28 Oct

Throughout the decades, teenagers have attempted to prove their coolness by wearing questionable accessories, hairstyles and items of clothing. Hindsight Fashion is a section about those trends that, in Hindsight, we probably wish we hadn’t worn.

This week’s Hindsight Fashion is Body Glitter.

Body Glitter (glitter in any form worn on the skin or hair) was a trend in the 1990’s embraced by mainstream pop music, the underground rave scene, and the figure skating community. Body glitter took on many different forms including lotions, powders, sprays, and gels all designed to “subtly highlight” whichever surfaces they touched.

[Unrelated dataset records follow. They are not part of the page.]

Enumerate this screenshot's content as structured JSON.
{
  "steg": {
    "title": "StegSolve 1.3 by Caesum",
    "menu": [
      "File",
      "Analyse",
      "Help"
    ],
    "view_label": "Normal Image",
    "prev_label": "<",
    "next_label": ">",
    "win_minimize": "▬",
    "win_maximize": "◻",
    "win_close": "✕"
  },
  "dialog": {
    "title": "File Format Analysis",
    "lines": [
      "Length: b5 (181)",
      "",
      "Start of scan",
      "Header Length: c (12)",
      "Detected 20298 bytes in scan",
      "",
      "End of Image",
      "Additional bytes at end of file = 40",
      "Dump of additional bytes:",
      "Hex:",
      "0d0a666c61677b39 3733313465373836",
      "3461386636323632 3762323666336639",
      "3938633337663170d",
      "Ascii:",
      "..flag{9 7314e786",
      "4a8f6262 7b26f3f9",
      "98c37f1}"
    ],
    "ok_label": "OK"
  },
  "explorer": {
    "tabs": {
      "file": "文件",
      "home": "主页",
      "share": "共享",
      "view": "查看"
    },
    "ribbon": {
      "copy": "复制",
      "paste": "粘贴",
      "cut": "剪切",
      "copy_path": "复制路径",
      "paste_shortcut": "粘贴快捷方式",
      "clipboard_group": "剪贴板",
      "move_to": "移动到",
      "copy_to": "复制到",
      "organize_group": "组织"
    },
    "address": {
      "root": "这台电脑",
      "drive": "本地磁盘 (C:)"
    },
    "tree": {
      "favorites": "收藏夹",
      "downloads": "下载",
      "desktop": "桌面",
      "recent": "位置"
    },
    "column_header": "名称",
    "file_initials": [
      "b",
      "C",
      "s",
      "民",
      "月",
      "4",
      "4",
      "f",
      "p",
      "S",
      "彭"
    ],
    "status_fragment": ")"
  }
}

Popular targets for body glitter were the clavicle bones, cleavage, and eyelids.

There was a period during my adolescence that essentially sits in a glitter induced haze. Everything in my life was covered in glitter. This was largely intentional, but not entirely. The down side to using glitter is that it gets (and stays) everywhere. Everywhere. If you used the powders, the dust would inevitably be carried off in a glitter cloud and cover all nearby surfaces. The aerosol sprays were so powerful that one might find sparkles rooms away. And even if the application was clean, the glitter would rub off on everything you touched and be impossible to remove.

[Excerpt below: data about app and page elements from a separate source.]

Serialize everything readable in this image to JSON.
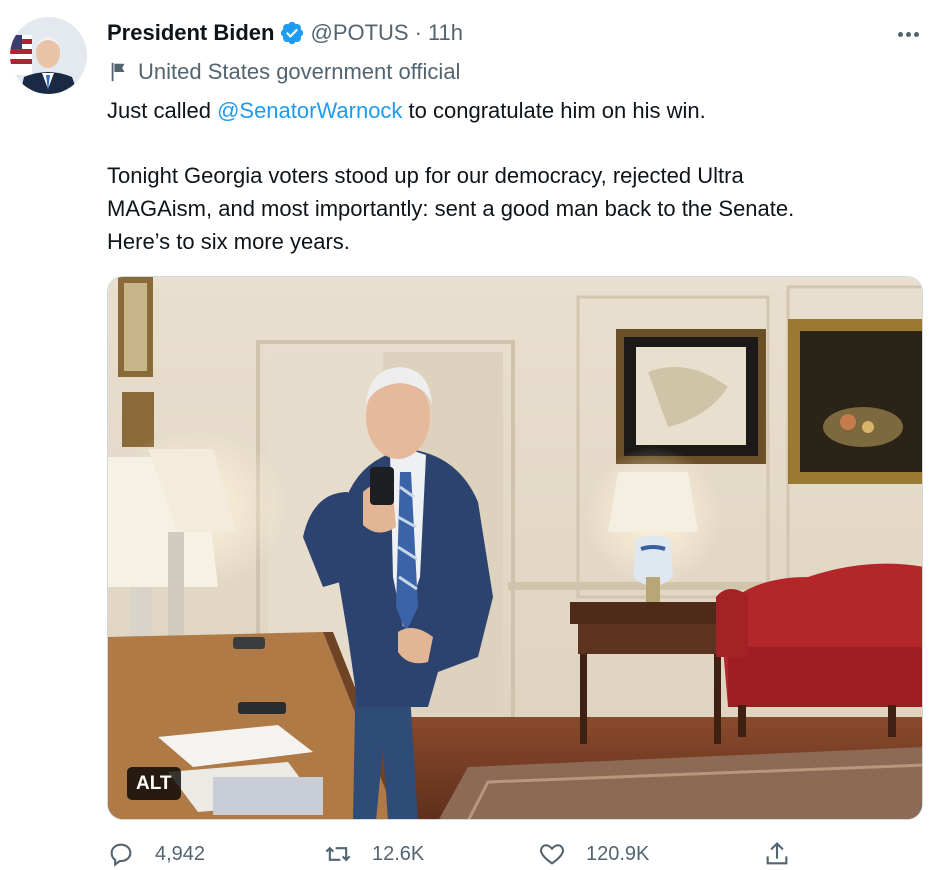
{
  "tweet": {
    "author": {
      "display_name": "President Biden",
      "handle": "@POTUS",
      "separator": "·",
      "time": "11h",
      "label": "United States government official",
      "avatar_icon": "avatar-photo",
      "verified_icon": "verified-badge-icon",
      "verified_color": "#1d9bf0"
    },
    "text": {
      "line1_before": "Just called ",
      "mention": "@SenatorWarnock",
      "line1_after": " to congratulate him on his win.",
      "para2_line1": "Tonight Georgia voters stood up for our democracy, rejected Ultra",
      "para2_line2": "MAGAism, and most importantly: sent a good man back to the Senate.",
      "para2_line3": "Here’s to six more years."
    },
    "media": {
      "alt_badge": "ALT"
    },
    "actions": {
      "replies": "4,942",
      "retweets": "12.6K",
      "likes": "120.9K"
    }
  },
  "colors": {
    "text": "#0f1419",
    "secondary": "#536471",
    "link": "#1d9bf0"
  }
}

For me, a body glitter fanatic, the regular cosmetic brand glitters were not enough. I needed bigger sparkles. Better coverage. More impact. So I began using the bottles of craft glitter that are sold in hobby stores next to the crazy glue and alpaca yarn. Practically daily (yes, I even wore this to school), I would try to apply this glitter to my eyelids, only to have a giant hunk of sparkles fall into my eye, much to my Optometrist father’s chagrin. Such is the price of beauty I suppose.

Seeing as my Mother is still painstakingly trying to remove these sparkly little buggers from the surfaces of my teenaged bedroom, I think we’re safe to say that body glitter won’t ever need to make a comeback. After all, it never really goes away in the first place.

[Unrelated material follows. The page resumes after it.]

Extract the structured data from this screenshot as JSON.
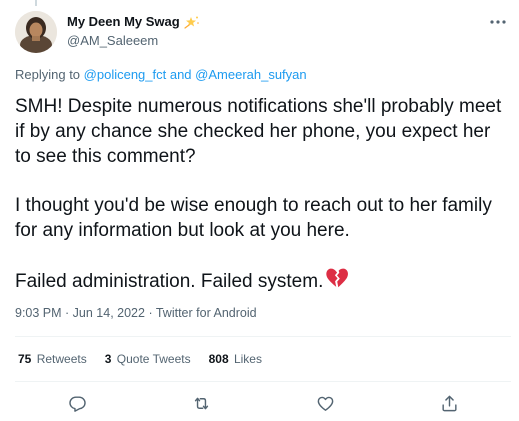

Hindsight Fashion: The Baby Tee

30 Sep

Throughout the decades, teenagers have attempted to prove their coolness by wearing questionable accessories, hairstyles and items of clothing. Hindsight Fashion is a new section about those trends that, in Hindsight, we probably wish we hadn’t worn.

This week’s Hindsight Fashion is the Baby Tee.

The Baby Tee (any t-shirt that is both tight and short) was a trend that arose in the mid-nineties, largely in response to the massive teen movie hit, Clueless. Celebrities such as The Spice Girls, Pamela Anderson, and Britney Spears were all fans of the Baby Tee.

The Baby Tee was often seen with a graphic element across the chest, such as the heart pictured on the late Brittany Murphy on the Clueless movie poster (right). Other popular Baby Tee graphics included happy faces and tie-dye patterns.

The Baby Tee was largely a female trend. Its short length exposed the midriff of its wearers, highlighting an emerging trend at the time, navel piercing.

Baby Tees sustained their popularity through the nineties via their usage in the Band Tee realm. I personally can say that I had Baby Tees proclaiming the names of each of my favorite teenaged bands: NOFX, Less Than Jake, The Planet Smashers, the list goes on.

Popularity of the Baby Tee began to wane in the early 2000’s as low-rise jeans became the norm. T-shirt hemlines began to creep downward to meet the waist of lower rise styles. Current popular hemlines hitting at or below the hip have nudged the Baby Tee out of the spotlight in favor of a slightly more modest look.

Will the Baby Tee return to our closets once more? Britney Spears likes to think so. And maybe that answers our question.